Comptroller: Israel unprepared for future earthquakes

Lindenstrauss says report is "a red flag waving in front of" Netanyahu's government, Israel has not fixed "serious shortcomings."

Micha Lindenstrauss 311 (photo credit: Ariel Jerozolimski )
Micha Lindenstrauss 311
(photo credit: Ariel Jerozolimski )
Despite repeated warnings, the government has done little to prepare the country’s buildings and infrastructures for an earthquake of significant magnitude, which most experts believe could happen at any time, State Comptroller Micha Lindenstrauss said, in a scathing report he submitted to Knesset State Control Committee on Wednesday.
“Most earthquake experts believe that the occurrence of an earthquake, which will claim the lives of thousands and cause grievous damage to buildings and property, is nearly certain and that it will happen sooner or later. Therefore preparing for such a scenario must be a top national priority,” wrote Lindenstrauss in the report’s introduction.
“Unfortunately the State Comptroller’s Office has been warning for 20 years, in a long series of reports, about Israel’s failure to prepare itself for such an occurrence, but as this report found, serious deficiencies have not been corrected and in some cases have increased.”
The state comptroller described the report as “a red flag” waving before the Netanyahu government and urged the prime minister and the relevant ministers to take quick action and make up for lost time.
Lindenstrauss also warned about ignoring state comptroller’s reports, pointing to the Carmel Forest fire disaster as an example of what could happen if state comptroller recommendations went unheeded.
“In light of the dismal picture that arose from the report’s findings, and in light of the harsh results of the December 2010 forest fire that blazed in the Carmel, and in light of the fact that the unambiguous conclusions of previous reports were not implemented, there rises a concern that the treatment of this critical matter is a symptom of a system-wide flaw in decision-making and management on the national level, which may also occur in the treatment of other matters,” wrote Lindenstrauss.
The report submitted Wednesday, which Lindenstrauss said was the fifth to deal with earthquake preparedness, dealt mostly with the government’s failure to implement its own previous decisions regarding the strengthening of buildings and infrastructures.
The report highlighted cabinet decisions from 2001 and 2004 ordering the relevant ministries to see to it that any deficiencies were corrected, with Lindenstrauss determining that little had been done to follow through on the orders.
“In general it is fair to say that in the decade that has passed since the 2001 report, there has been no substantial improvement in the country’s preparedness for earthquakes, even though in the time that has lapsed significant progress, even if gradual, could have been made by earmarking modest annual budgets for this purpose,” read the report.
The report noted that in the case of a severe earthquake, many of the hospitals around the country and especially in the north, may topple, but added that hospital emergency rooms that were fortified following the Second Lebanon War, provided a partial solution to the problem.
The report found that despite prior warnings, the Environmental Protection Ministry had yet to complete implementation of its own conclusions regarding the handling of plants housing dangerous materials, especially in the Haifa Bay area.
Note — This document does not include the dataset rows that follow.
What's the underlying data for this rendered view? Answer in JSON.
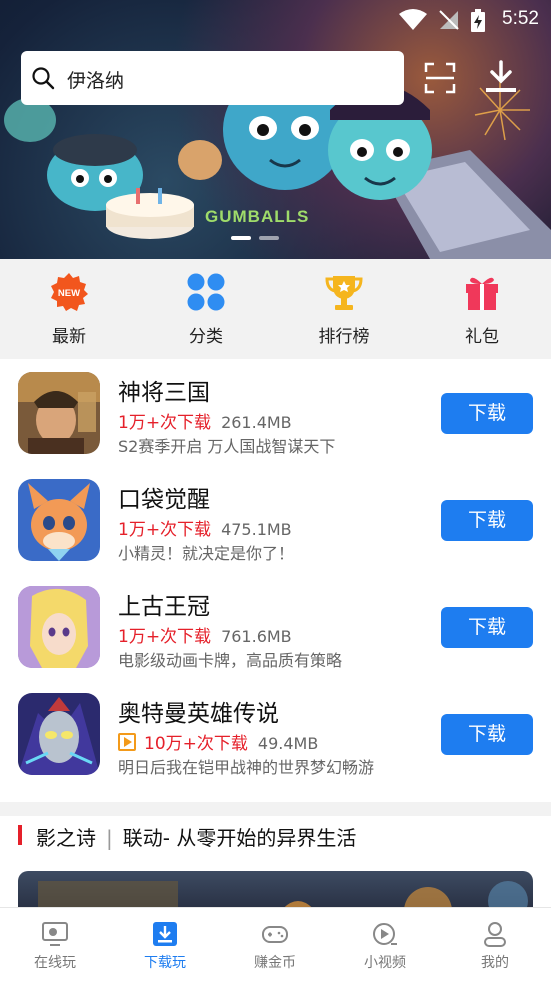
{
  "status_bar": {
    "time": "5:52"
  },
  "search": {
    "query": "伊洛纳"
  },
  "banner": {
    "logo_text": "GUMBALLS",
    "dots": 2,
    "active_dot": 0
  },
  "categories": [
    {
      "label": "最新",
      "icon": "new-badge-icon",
      "badge": "NEW"
    },
    {
      "label": "分类",
      "icon": "grid-icon"
    },
    {
      "label": "排行榜",
      "icon": "trophy-icon"
    },
    {
      "label": "礼包",
      "icon": "gift-icon"
    }
  ],
  "games": [
    {
      "name": "神将三国",
      "downloads": "1万+次下载",
      "size": "261.4MB",
      "desc": "S2赛季开启 万人国战智谋天下",
      "button": "下载",
      "has_video": false
    },
    {
      "name": "口袋觉醒",
      "downloads": "1万+次下载",
      "size": "475.1MB",
      "desc": "小精灵！就决定是你了！",
      "button": "下载",
      "has_video": false
    },
    {
      "name": "上古王冠",
      "downloads": "1万+次下载",
      "size": "761.6MB",
      "desc": "电影级动画卡牌，高品质有策略",
      "button": "下载",
      "has_video": false
    },
    {
      "name": "奥特曼英雄传说",
      "downloads": "10万+次下载",
      "size": "49.4MB",
      "desc": "明日后我在铠甲战神的世界梦幻畅游",
      "button": "下载",
      "has_video": true
    }
  ],
  "section": {
    "tag": "影之诗",
    "separator": "|",
    "title": "联动- 从零开始的异界生活"
  },
  "nav": [
    {
      "label": "在线玩",
      "icon": "online-play-icon"
    },
    {
      "label": "下载玩",
      "icon": "download-play-icon"
    },
    {
      "label": "赚金币",
      "icon": "gamepad-icon"
    },
    {
      "label": "小视频",
      "icon": "video-icon"
    },
    {
      "label": "我的",
      "icon": "profile-icon"
    }
  ],
  "active_nav": 1,
  "colors": {
    "accent": "#1e7df0",
    "download_count": "#e5202a",
    "video_badge": "#f39a1a"
  }
}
In the case of an earthquake, leakage from such plants could severely harm the public and the environment, the report said.
The report criticized the Housing and Construction Ministry for failing to begin fortifying residential buildings in the North, claiming they failed even to assign a budget for that purpose in 2009 and 2010.
The report determined that it was up to the Interior Ministry to establish a professional agency to supervise the construction of public buildings in accordance with earthquake safety standards and urged Interior Minister Eli Yishai to take care of the matter immediately.
The report also noted that the government incentive program to fortify residential buildings, Tama 38, did not provide enough of an incentive and had failed to achieve the desired results. Very few buildings have been strengthened under the program, because in most locations the cost of such fortification exceeds the financial incentives offered.
When it came to placing personal responsibility for the shortcomings, the report pointed to the minister who chairs the Ministerial Committee on Earthquake Preparedness, a job filled since January by Minister without Portfolio Bennie Begin and before that by National Infrastructure Minister Uzi Landau.
Other ministers held responsible included Prime Minister Binyamin Netanyahu, Finance Minister Yuval Steinitz, Welfare and Social Services Minister Moshe Kahlon, Education Minister Gideon Sa’ar, Internal Security Minister Yitzhak Aharonovitch and Housing and Construction Minister Ariel Attias. As health minister, the report noted, Netanyahu is also responsible for hospital preparedness.
The Interior Ministry said in response that the ministry was acting to strengthen buildings with the aid of the various planning instruments at its disposal, including providing professional instructions for implementing Tama 38, operating a website that provides information to the public and examining the need for plan updates.
The ministry claimed that even in places where it was financially worthwhile to participate in the Tama 38 incentive plan, the main obstacle was lack of public interest and awareness.
The Housing and Construction Ministry said in response to the report that it accepted its conclusions. They claimed that renovating buildings to withstand earthquakes depended on budgets, budgets that the Finance Ministry is not making available.
Bennie Begin could not be reached for comment.